Young women are more worried about depression and anxiety than they are about heart health, despite heart disease being a leading cause of death in the United States.
This was among the conclusions of two preliminary studies presented at the American Heart Association’s latest meeting, Epidemiology and Prevention: Lifestyle and Cardiometabolic Health Scientific Sessions.
Mary Ann Bauman, M.D., science volunteer for the American Heart Association, says the findings show it is important to help women understand heart health is a long-term goal.
She adds: “We can help encourage young women to adopt healthy behaviors, like moving more and eating smart, to improve confidence in the short term while setting them up for a healthy future.”
A total of 331 Boston women aged 15 to 24 were surveyed, with 32 participants being asked to give more detailed responses in eight online focus groups.
Holly Gooding, M.D., M.S., assistant professor of medicine and pediatrics at Harvard Medical School and Boston Children’s Hospital, observes: “We know that health behaviors and heart disease risk factors track strongly from childhood into adulthood, and that prevention of heart disease must start with youth.
“We wanted to know what adolescent and young adult women knew about the risk of heart disease and what factors influenced their understanding and their behaviors.”
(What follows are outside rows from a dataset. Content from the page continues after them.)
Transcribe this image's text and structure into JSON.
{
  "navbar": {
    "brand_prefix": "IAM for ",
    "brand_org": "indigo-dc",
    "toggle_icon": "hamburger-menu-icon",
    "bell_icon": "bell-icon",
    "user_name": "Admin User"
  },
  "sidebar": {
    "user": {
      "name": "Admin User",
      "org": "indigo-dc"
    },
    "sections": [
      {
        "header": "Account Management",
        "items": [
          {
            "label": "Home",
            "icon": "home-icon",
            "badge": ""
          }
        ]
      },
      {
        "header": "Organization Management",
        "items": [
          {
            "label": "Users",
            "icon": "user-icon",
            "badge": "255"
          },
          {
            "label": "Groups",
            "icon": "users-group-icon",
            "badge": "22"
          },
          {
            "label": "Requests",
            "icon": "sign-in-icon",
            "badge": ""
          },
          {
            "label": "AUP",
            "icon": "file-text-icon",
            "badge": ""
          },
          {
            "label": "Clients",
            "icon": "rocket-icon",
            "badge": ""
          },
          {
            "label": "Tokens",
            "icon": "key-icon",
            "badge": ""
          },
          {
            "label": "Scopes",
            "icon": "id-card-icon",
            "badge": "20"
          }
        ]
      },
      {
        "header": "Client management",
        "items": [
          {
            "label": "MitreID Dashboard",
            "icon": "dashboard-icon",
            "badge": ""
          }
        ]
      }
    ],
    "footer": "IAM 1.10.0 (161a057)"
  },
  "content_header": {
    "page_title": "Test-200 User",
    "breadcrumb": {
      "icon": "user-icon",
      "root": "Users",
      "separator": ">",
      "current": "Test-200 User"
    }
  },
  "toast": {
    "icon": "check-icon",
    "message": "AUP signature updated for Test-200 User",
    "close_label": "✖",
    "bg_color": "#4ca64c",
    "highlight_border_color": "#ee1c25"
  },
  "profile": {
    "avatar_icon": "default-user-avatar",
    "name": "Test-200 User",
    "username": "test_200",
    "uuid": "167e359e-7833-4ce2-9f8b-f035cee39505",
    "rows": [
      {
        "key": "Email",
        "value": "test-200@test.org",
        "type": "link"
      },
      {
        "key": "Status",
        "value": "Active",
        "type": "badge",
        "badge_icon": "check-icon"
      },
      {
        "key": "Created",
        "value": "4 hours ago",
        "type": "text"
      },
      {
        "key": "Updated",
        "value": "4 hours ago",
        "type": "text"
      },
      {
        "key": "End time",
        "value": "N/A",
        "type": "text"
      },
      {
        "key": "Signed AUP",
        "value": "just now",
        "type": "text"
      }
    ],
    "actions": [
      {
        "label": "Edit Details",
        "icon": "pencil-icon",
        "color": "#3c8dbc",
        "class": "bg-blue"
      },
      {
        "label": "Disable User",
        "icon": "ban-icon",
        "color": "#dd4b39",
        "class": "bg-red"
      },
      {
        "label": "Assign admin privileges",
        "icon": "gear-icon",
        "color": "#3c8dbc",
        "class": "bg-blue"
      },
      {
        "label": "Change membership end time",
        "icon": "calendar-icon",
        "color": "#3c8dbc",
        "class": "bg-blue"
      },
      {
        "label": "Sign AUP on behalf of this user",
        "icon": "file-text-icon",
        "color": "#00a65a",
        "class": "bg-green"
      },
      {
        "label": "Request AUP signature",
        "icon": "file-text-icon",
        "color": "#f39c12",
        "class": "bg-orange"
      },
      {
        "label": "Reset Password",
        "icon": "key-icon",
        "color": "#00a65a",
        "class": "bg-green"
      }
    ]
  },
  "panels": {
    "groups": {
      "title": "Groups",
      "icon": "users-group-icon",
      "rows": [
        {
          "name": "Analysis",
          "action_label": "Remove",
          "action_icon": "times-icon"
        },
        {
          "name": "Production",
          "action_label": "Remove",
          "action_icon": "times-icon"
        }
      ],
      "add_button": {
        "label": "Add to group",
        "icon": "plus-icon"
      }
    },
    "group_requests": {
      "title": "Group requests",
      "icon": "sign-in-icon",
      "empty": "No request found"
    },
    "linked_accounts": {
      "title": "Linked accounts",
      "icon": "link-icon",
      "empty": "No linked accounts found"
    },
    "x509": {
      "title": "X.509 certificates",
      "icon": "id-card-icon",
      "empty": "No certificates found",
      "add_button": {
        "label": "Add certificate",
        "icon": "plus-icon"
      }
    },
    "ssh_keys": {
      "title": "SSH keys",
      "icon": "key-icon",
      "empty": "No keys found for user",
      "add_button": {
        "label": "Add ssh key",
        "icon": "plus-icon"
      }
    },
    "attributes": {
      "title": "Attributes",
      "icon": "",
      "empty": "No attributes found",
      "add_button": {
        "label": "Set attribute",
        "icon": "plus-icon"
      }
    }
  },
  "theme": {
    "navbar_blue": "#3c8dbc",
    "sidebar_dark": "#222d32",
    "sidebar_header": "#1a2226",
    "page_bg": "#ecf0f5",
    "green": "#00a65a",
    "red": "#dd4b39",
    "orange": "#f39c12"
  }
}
Minority see heart disease as leading cause of death
Just 10% of the women surveyed, all of whom were waiting for primary care or women’s healthcare appointments, identified heart disease as a leading cause of death in women.
Almost 40% (39.6 %), said they worried “little” and 37.2 % said they “didn’t worry at all” about getting heart disease. In contrast, 42.9% of those surveyed said they “worried a lot” about developing depression or anxiety.
When the team looked at healthy behaviors, they found that most of the women, 84.6%, had undertaken at least one in the last year. Most, 78.9 %, had visited a doctor to monitor or improve their health, 74.6 % had exercised, and 52.6% had tried to reduce stress, lose weight or improve their diet.
The most common barriers to “heart-healthy actions” were failing to perceive the risk of heart disease, which accounted for 39.3% of people, and stress, which accounted for 32.6 %.
Time constraints, lack access to affordable gyms and healthy foods, and competing health priorities such as pregnancy, depression and concerns about weight, were all also found to be barriers.
Take care of your heart health
Courtney Brown, research specialist at Boston Children’s Hospital, notes: “It is important for young women to know that while their short-term risk of heart disease is very low, their lifetime risk is often quite high, and taking care of their health now is important for reducing their lifetime risk of heart disease.”
Helping women understand the importance of looking after their hearts in the long-term is paramount, the study authors say.
“We need to meet young women where they are physically, and on social media, in school settings and in a variety of medical settings, such as urgent care and reproductive health clinics,” says Gooding.
The community should also meet women “where they are mentally” by focusing messages on “things that matter to them, like mood and sexual health”, she finishes..
More immediate concerns beat heart health in the priorities and behaviors of young women. (2019, March 5). American Heart Association – Poster 050, Session PO1-G, Poster 142, Session PO1-R. https://newsroom.heart.org/news/more-immediate-concerns-beat-heart-health-in-the-priorities-and-behaviors-of-young-women. Retrieved from https://www.eurekalert.org/pub_releases/2019-03/aha-mic022719.php